Work to be completed
Using the exact wording, repeat every line of the material.
--------
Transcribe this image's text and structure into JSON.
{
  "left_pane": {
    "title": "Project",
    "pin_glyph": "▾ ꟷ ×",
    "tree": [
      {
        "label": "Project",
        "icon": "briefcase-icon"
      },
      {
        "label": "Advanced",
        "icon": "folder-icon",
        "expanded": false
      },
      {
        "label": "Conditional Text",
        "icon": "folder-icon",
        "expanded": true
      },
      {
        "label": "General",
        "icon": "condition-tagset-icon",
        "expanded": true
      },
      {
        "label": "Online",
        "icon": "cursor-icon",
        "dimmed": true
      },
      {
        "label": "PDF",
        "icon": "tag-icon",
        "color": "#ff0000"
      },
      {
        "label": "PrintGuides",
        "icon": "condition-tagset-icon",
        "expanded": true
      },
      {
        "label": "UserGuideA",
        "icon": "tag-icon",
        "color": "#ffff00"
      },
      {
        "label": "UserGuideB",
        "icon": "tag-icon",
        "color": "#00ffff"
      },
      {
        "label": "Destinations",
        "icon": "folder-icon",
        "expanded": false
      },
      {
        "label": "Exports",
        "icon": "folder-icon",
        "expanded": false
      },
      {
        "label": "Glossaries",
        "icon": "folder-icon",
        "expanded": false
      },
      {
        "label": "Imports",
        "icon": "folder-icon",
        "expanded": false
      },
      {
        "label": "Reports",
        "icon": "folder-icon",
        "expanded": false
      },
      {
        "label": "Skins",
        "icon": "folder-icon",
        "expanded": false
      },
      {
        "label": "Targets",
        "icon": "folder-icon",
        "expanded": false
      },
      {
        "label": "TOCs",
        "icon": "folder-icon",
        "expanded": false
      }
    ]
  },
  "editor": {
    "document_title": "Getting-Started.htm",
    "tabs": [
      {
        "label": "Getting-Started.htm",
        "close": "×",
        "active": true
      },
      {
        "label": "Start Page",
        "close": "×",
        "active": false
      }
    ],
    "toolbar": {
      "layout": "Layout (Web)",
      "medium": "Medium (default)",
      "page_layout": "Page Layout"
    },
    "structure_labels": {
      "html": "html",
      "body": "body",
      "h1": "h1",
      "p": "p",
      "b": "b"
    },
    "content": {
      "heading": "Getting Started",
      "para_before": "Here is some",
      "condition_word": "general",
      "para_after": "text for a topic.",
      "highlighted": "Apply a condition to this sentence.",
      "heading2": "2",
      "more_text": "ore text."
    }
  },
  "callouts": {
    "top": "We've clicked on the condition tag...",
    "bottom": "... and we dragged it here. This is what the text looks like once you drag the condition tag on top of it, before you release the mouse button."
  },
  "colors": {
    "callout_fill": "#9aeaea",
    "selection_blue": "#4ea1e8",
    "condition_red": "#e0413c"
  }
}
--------
Response to the task
Transcribe this image's text and structure into JSON.
{
  "left_pane": {
    "title": "Project",
    "pin_glyph": "▾ ꟷ ×",
    "tree": [
      {
        "label": "Project",
        "icon": "briefcase-icon"
      },
      {
        "label": "Advanced",
        "icon": "folder-icon",
        "expanded": false
      },
      {
        "label": "Conditional Text",
        "icon": "folder-icon",
        "expanded": true
      },
      {
        "label": "General",
        "icon": "condition-tagset-icon",
        "expanded": true
      },
      {
        "label": "Online",
        "icon": "cursor-icon",
        "dimmed": true
      },
      {
        "label": "PDF",
        "icon": "tag-icon",
        "color": "#ff0000"
      },
      {
        "label": "PrintGuides",
        "icon": "condition-tagset-icon",
        "expanded": true
      },
      {
        "label": "UserGuideA",
        "icon": "tag-icon",
        "color": "#ffff00"
      },
      {
        "label": "UserGuideB",
        "icon": "tag-icon",
        "color": "#00ffff"
      },
      {
        "label": "Destinations",
        "icon": "folder-icon",
        "expanded": false
      },
      {
        "label": "Exports",
        "icon": "folder-icon",
        "expanded": false
      },
      {
        "label": "Glossaries",
        "icon": "folder-icon",
        "expanded": false
      },
      {
        "label": "Imports",
        "icon": "folder-icon",
        "expanded": false
      },
      {
        "label": "Reports",
        "icon": "folder-icon",
        "expanded": false
      },
      {
        "label": "Skins",
        "icon": "folder-icon",
        "expanded": false
      },
      {
        "label": "Targets",
        "icon": "folder-icon",
        "expanded": false
      },
      {
        "label": "TOCs",
        "icon": "folder-icon",
        "expanded": false
      }
    ]
  },
  "editor": {
    "document_title": "Getting-Started.htm",
    "tabs": [
      {
        "label": "Getting-Started.htm",
        "close": "×",
        "active": true
      },
      {
        "label": "Start Page",
        "close": "×",
        "active": false
      }
    ],
    "toolbar": {
      "layout": "Layout (Web)",
      "medium": "Medium (default)",
      "page_layout": "Page Layout"
    },
    "structure_labels": {
      "html": "html",
      "body": "body",
      "h1": "h1",
      "p": "p",
      "b": "b"
    },
    "content": {
      "heading": "Getting Started",
      "para_before": "Here is some",
      "condition_word": "general",
      "para_after": "text for a topic.",
      "highlighted": "Apply a condition to this sentence.",
      "heading2": "2",
      "more_text": "ore text."
    }
  },
  "callouts": {
    "top": "We've clicked on the condition tag...",
    "bottom": "... and we dragged it here. This is what the text looks like once you drag the condition tag on top of it, before you release the mouse button."
  },
  "colors": {
    "callout_fill": "#9aeaea",
    "selection_blue": "#4ea1e8",
    "condition_red": "#e0413c"
  }
}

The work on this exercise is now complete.